Facebook users are logging in and voicing their concern that Spotify has partnered with the devil by making it a requirement to have a Facebook account in order to sign up for the streaming music service. Helpful comments have included, “Thanks Spotify. You’re a mensch.” Lots of other services have partnered with Facebook to allow users to share what they’re listening to in their streams, but Spotify is the first to go so far as to make Facebook integration a must.
Spotify’s response to those concerned about their privacy? Go and set up a fake Facebook account and use Spotify that way. While an official acknowledgment of this suggestion has yet to be issued by Zuckerberg and crew, they’re probably not into their new partner encouraging users to break their terms of service (see part 4, section 2, “You will not create more than one personal profile”) and subsequently prevent the social network from accurately collecting the personal data it so desperately needs. Spotify is also encouraging users to manage their personal settings, from within both Spotify and Facebook, to exert more control over what’s being shared.
Spotify has seen over a million new users join since the partnership went into action, but most analysts acknowledge that this is really a boon for Facebook, not Spotify. Instead of building relationships with license holders and trying to create a Spotify-type service within Facebook, Facebook is having the service providers compete for access within the world of Facebook. Facebook then sells ads targeted to people based on what they’re listening to and Spotify gets more users whom they’ll try and turn into paying members.
To entice new users to make the switch from their free account to a paying one, Spotify is offering six months of free membership benefits, the estimated amount of time it takes for a user to appreciate the value in the services offered through a Spotify subscription. While the ads are mildly annoying, the free content users can get without a membership should suffice for most.
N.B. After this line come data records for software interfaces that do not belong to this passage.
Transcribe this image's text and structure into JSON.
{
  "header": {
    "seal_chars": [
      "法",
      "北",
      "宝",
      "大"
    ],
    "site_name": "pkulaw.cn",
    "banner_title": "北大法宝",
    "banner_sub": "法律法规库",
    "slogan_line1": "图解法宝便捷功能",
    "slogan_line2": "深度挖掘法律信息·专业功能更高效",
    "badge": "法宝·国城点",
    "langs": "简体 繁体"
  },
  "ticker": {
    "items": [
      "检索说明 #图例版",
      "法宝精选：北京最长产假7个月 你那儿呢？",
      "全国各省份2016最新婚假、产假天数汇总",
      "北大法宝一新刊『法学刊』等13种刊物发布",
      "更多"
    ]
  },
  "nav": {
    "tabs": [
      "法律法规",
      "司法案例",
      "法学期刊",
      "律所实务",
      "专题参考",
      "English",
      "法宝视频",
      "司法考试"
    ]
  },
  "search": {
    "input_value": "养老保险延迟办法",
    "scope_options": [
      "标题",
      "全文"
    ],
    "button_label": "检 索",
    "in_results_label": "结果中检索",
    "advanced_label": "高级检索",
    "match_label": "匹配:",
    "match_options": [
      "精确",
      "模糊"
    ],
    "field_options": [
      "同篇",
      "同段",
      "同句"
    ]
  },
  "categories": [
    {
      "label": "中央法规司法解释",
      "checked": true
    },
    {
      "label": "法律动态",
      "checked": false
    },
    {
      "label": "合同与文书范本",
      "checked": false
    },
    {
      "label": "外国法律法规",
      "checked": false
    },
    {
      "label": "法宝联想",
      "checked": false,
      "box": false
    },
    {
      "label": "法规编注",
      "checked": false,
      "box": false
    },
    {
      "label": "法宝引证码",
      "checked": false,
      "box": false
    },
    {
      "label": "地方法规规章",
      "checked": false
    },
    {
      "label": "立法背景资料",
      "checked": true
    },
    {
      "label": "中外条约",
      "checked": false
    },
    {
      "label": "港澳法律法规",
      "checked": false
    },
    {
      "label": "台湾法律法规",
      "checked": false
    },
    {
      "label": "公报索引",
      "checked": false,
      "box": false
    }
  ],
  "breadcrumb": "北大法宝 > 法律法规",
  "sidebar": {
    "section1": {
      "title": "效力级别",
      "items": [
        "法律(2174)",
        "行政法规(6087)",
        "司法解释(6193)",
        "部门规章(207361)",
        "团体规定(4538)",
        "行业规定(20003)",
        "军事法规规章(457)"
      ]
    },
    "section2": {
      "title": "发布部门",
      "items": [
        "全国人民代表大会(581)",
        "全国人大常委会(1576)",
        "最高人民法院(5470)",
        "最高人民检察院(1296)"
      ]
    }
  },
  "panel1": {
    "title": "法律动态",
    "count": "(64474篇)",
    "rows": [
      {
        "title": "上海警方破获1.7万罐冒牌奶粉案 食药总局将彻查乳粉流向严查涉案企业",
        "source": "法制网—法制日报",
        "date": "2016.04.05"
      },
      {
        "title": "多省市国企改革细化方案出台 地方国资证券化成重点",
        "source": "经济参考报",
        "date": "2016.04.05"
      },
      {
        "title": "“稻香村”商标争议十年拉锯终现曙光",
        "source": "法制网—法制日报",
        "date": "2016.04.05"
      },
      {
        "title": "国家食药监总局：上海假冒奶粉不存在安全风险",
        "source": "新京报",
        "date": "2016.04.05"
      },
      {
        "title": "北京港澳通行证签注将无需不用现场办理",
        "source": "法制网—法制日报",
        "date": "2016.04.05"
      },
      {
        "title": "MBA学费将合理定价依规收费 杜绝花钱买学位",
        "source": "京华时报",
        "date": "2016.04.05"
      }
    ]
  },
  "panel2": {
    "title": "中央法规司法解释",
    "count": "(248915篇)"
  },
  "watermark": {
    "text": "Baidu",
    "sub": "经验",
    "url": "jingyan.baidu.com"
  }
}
If this marks the beginning of the end for Spotify (which it doesn’t) there will inevitably be another service around the corner waiting to take its place as Facebook’s best music buddy.